%%

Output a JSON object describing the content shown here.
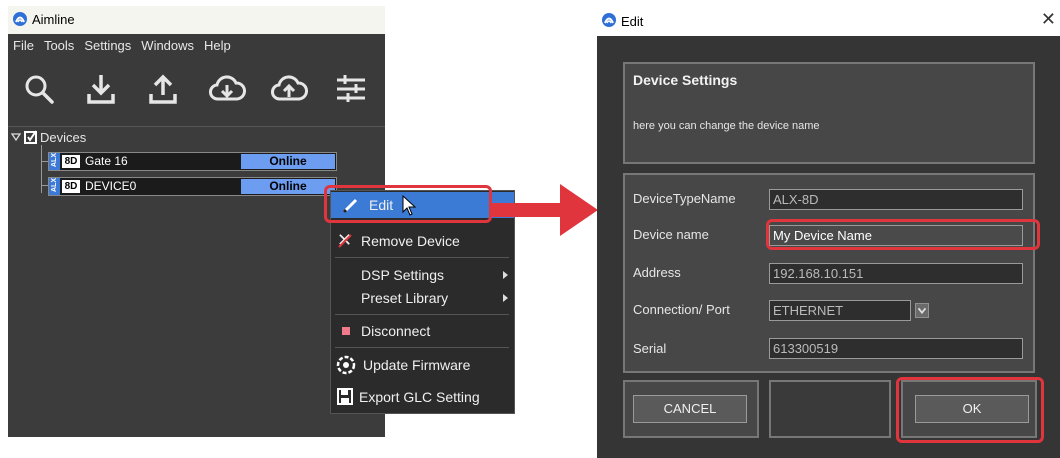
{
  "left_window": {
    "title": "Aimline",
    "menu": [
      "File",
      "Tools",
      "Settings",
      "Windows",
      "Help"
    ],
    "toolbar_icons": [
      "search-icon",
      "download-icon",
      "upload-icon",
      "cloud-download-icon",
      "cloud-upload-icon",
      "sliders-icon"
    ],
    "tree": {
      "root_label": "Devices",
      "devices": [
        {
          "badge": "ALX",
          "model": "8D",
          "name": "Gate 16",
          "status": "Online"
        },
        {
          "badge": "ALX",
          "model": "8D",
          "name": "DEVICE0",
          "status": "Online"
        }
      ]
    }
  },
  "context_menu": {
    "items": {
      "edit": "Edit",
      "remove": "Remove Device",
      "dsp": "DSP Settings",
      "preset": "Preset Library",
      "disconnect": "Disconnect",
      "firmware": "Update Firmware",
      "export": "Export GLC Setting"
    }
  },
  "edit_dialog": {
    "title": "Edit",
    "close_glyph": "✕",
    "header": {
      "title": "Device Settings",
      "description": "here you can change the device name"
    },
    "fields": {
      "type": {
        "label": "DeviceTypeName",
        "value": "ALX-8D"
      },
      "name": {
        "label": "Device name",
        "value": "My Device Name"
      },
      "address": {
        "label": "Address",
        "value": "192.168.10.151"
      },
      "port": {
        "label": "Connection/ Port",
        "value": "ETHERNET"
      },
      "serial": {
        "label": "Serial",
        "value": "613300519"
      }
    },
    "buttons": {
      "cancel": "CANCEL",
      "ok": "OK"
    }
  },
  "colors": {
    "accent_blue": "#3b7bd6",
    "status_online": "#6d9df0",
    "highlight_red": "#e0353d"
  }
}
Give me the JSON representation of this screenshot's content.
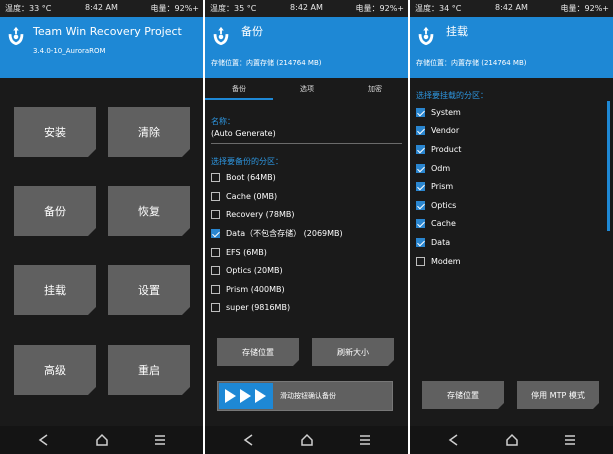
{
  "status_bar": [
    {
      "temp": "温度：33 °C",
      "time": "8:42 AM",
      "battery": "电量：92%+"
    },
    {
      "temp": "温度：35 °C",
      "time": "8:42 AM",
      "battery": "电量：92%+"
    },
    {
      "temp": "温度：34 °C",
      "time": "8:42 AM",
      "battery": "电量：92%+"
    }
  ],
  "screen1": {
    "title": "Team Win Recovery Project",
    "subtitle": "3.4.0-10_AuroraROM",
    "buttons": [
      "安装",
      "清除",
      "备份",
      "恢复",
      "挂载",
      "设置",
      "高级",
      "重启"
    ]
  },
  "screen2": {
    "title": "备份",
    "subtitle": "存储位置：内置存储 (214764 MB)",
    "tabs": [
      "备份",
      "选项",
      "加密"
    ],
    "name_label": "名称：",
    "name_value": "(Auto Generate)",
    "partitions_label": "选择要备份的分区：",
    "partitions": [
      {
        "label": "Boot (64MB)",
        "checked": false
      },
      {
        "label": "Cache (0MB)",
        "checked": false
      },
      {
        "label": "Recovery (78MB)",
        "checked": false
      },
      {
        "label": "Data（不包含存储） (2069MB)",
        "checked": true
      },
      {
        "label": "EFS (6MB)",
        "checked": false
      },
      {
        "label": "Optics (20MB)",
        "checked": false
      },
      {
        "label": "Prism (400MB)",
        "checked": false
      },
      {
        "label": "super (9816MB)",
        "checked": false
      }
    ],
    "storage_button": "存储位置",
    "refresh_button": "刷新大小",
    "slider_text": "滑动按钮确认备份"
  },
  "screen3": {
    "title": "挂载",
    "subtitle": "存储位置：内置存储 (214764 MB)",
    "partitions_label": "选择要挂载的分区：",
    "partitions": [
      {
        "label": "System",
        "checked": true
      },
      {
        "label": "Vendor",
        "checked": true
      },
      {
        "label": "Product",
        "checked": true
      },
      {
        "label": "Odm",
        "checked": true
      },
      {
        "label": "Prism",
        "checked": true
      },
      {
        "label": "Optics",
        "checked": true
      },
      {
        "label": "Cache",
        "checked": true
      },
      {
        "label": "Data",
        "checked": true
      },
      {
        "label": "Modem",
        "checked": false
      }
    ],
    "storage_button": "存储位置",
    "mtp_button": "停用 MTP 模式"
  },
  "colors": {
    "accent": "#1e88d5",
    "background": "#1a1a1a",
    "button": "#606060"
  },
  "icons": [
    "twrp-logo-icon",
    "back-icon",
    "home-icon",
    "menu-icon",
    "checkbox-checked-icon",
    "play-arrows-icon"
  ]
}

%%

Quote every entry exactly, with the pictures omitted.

Output a JSON object describing the content shown here.
{
  "left_window": {
    "title": "Aimline",
    "menu": [
      "File",
      "Tools",
      "Settings",
      "Windows",
      "Help"
    ],
    "toolbar_icons": [
      "search-icon",
      "download-icon",
      "upload-icon",
      "cloud-download-icon",
      "cloud-upload-icon",
      "sliders-icon"
    ],
    "tree": {
      "root_label": "Devices",
      "devices": [
        {
          "badge": "ALX",
          "model": "8D",
          "name": "Gate 16",
          "status": "Online"
        },
        {
          "badge": "ALX",
          "model": "8D",
          "name": "DEVICE0",
          "status": "Online"
        }
      ]
    }
  },
  "context_menu": {
    "items": {
      "edit": "Edit",
      "remove": "Remove Device",
      "dsp": "DSP Settings",
      "preset": "Preset Library",
      "disconnect": "Disconnect",
      "firmware": "Update Firmware",
      "export": "Export GLC Setting"
    }
  },
  "edit_dialog": {
    "title": "Edit",
    "close_glyph": "✕",
    "header": {
      "title": "Device Settings",
      "description": "here you can change the device name"
    },
    "fields": {
      "type": {
        "label": "DeviceTypeName",
        "value": "ALX-8D"
      },
      "name": {
        "label": "Device name",
        "value": "My Device Name"
      },
      "address": {
        "label": "Address",
        "value": "192.168.10.151"
      },
      "port": {
        "label": "Connection/ Port",
        "value": "ETHERNET"
      },
      "serial": {
        "label": "Serial",
        "value": "613300519"
      }
    },
    "buttons": {
      "cancel": "CANCEL",
      "ok": "OK"
    }
  },
  "colors": {
    "accent_blue": "#3b7bd6",
    "status_online": "#6d9df0",
    "highlight_red": "#e0353d"
  }
}
Give me the JSON representation of this screenshot's content.
{
  "status_bar": [
    {
      "temp": "温度：33 °C",
      "time": "8:42 AM",
      "battery": "电量：92%+"
    },
    {
      "temp": "温度：35 °C",
      "time": "8:42 AM",
      "battery": "电量：92%+"
    },
    {
      "temp": "温度：34 °C",
      "time": "8:42 AM",
      "battery": "电量：92%+"
    }
  ],
  "screen1": {
    "title": "Team Win Recovery Project",
    "subtitle": "3.4.0-10_AuroraROM",
    "buttons": [
      "安装",
      "清除",
      "备份",
      "恢复",
      "挂载",
      "设置",
      "高级",
      "重启"
    ]
  },
  "screen2": {
    "title": "备份",
    "subtitle": "存储位置：内置存储 (214764 MB)",
    "tabs": [
      "备份",
      "选项",
      "加密"
    ],
    "name_label": "名称：",
    "name_value": "(Auto Generate)",
    "partitions_label": "选择要备份的分区：",
    "partitions": [
      {
        "label": "Boot (64MB)",
        "checked": false
      },
      {
        "label": "Cache (0MB)",
        "checked": false
      },
      {
        "label": "Recovery (78MB)",
        "checked": false
      },
      {
        "label": "Data（不包含存储） (2069MB)",
        "checked": true
      },
      {
        "label": "EFS (6MB)",
        "checked": false
      },
      {
        "label": "Optics (20MB)",
        "checked": false
      },
      {
        "label": "Prism (400MB)",
        "checked": false
      },
      {
        "label": "super (9816MB)",
        "checked": false
      }
    ],
    "storage_button": "存储位置",
    "refresh_button": "刷新大小",
    "slider_text": "滑动按钮确认备份"
  },
  "screen3": {
    "title": "挂载",
    "subtitle": "存储位置：内置存储 (214764 MB)",
    "partitions_label": "选择要挂载的分区：",
    "partitions": [
      {
        "label": "System",
        "checked": true
      },
      {
        "label": "Vendor",
        "checked": true
      },
      {
        "label": "Product",
        "checked": true
      },
      {
        "label": "Odm",
        "checked": true
      },
      {
        "label": "Prism",
        "checked": true
      },
      {
        "label": "Optics",
        "checked": true
      },
      {
        "label": "Cache",
        "checked": true
      },
      {
        "label": "Data",
        "checked": true
      },
      {
        "label": "Modem",
        "checked": false
      }
    ],
    "storage_button": "存储位置",
    "mtp_button": "停用 MTP 模式"
  },
  "colors": {
    "accent": "#1e88d5",
    "background": "#1a1a1a",
    "button": "#606060"
  },
  "icons": [
    "twrp-logo-icon",
    "back-icon",
    "home-icon",
    "menu-icon",
    "checkbox-checked-icon",
    "play-arrows-icon"
  ]
}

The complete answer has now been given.